▶ Work to be completed
Filter the entries and keep only the lines where the string "startApp" appears.

▶ Dataset records
□ □ □
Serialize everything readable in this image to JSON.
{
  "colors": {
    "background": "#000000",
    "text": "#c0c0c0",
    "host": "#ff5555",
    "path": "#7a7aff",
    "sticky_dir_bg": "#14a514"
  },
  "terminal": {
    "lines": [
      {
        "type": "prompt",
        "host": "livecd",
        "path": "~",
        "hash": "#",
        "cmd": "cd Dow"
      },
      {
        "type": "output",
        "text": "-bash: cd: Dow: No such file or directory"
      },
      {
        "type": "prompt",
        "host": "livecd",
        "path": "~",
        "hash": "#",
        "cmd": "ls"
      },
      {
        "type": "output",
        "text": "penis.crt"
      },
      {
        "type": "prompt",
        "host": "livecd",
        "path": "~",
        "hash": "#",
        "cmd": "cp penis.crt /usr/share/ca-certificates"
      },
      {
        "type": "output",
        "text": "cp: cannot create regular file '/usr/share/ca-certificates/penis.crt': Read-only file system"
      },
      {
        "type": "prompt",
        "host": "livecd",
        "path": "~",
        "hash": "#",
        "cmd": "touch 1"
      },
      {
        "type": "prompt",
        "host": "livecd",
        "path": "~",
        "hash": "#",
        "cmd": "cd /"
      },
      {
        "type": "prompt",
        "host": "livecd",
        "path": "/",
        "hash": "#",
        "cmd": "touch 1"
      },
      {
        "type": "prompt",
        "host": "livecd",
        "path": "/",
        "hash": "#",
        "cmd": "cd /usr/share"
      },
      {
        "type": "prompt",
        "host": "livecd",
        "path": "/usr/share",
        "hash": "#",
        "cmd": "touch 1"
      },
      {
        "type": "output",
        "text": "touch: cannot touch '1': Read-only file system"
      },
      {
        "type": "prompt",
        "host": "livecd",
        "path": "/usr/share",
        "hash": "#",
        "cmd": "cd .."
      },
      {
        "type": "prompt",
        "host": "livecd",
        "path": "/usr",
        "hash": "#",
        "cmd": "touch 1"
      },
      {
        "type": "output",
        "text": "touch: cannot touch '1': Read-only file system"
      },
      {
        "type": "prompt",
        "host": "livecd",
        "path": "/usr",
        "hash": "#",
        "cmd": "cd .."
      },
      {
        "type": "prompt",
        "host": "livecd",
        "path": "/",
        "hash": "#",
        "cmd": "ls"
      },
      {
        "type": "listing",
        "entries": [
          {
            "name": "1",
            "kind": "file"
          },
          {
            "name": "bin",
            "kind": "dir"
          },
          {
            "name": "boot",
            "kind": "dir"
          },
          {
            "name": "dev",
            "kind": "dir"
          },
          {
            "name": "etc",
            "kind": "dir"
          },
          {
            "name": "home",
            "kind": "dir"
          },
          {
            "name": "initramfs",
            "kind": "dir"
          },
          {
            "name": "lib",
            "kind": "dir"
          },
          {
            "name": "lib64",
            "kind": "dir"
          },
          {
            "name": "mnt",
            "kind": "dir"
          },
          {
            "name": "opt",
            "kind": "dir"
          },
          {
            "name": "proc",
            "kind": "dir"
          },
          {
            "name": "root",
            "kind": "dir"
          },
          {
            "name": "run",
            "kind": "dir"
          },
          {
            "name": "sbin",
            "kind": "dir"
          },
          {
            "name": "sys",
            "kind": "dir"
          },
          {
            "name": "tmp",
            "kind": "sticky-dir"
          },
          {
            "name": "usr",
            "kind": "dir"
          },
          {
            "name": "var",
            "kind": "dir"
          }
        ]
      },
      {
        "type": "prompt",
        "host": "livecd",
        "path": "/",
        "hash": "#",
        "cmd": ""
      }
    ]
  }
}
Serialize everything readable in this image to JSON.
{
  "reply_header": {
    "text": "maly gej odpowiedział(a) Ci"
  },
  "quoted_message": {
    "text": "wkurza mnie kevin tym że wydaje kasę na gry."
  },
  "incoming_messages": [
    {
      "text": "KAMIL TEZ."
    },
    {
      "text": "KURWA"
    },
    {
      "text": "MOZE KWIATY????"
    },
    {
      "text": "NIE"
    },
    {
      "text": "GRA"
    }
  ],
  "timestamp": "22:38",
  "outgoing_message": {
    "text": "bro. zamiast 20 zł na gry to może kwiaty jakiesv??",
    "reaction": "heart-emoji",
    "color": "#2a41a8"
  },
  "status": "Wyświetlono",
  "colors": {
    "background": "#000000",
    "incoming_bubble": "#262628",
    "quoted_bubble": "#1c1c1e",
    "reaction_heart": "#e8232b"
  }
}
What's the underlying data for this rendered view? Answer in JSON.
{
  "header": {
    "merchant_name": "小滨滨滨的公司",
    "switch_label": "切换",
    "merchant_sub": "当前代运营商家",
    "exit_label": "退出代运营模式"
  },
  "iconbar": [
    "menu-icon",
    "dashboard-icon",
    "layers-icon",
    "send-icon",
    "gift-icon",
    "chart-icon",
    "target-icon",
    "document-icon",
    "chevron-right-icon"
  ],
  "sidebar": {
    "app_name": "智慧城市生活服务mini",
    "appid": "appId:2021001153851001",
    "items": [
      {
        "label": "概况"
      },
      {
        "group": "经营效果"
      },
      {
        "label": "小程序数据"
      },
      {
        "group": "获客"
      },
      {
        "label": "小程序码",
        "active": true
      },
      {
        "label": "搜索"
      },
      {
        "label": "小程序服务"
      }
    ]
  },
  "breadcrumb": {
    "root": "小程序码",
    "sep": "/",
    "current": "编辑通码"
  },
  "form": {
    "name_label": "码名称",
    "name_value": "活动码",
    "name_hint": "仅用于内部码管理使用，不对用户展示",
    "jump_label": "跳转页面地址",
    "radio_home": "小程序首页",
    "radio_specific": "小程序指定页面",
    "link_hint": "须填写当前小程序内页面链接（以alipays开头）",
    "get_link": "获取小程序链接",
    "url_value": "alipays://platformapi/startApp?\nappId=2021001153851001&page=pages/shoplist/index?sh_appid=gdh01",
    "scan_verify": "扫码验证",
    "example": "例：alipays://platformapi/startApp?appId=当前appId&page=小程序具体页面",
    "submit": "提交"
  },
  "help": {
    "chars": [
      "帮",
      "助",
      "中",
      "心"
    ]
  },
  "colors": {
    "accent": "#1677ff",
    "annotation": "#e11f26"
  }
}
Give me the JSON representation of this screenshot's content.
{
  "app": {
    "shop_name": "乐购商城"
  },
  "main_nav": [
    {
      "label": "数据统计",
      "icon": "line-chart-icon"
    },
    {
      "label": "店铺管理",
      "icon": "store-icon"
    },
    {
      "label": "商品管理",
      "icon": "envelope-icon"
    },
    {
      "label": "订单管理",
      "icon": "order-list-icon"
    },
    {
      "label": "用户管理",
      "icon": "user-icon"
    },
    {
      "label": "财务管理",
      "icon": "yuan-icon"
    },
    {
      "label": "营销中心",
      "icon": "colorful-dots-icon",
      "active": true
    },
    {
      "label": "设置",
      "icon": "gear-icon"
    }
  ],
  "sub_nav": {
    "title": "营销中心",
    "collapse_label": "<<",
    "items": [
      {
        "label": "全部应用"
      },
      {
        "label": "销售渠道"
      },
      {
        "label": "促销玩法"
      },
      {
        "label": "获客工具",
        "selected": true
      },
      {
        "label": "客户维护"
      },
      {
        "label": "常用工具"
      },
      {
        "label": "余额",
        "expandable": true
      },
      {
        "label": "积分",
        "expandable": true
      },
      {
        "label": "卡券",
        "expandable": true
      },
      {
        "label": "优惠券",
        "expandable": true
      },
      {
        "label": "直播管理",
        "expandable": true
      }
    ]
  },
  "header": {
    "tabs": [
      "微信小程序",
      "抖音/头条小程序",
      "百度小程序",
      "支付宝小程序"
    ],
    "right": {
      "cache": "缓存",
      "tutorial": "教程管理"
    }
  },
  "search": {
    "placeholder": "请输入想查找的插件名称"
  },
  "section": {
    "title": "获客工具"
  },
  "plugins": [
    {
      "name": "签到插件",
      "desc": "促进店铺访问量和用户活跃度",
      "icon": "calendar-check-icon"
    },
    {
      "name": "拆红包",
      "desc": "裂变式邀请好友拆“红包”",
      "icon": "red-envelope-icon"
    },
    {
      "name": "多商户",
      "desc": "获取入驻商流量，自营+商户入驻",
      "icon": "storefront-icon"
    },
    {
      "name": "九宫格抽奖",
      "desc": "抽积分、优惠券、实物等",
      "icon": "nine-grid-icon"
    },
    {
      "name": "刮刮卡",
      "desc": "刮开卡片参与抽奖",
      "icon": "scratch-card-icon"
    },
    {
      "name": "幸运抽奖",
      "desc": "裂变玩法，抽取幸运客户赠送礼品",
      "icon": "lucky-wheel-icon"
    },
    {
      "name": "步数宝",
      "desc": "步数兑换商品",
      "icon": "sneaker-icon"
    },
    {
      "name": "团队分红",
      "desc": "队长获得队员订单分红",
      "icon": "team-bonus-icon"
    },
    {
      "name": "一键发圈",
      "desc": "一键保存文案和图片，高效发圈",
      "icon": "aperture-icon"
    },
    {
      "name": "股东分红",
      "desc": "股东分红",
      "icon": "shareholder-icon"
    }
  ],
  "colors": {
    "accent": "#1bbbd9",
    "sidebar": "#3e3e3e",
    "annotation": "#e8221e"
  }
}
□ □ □
▶ Response to the exercise
    "url_value": "alipays://platformapi/startApp?\nappId=2021001153851001&page=pages/shoplist/index?sh_appid=gdh01",
    "example": "例：alipays://platformapi/startApp?appId=当前appId&page=小程序具体页面",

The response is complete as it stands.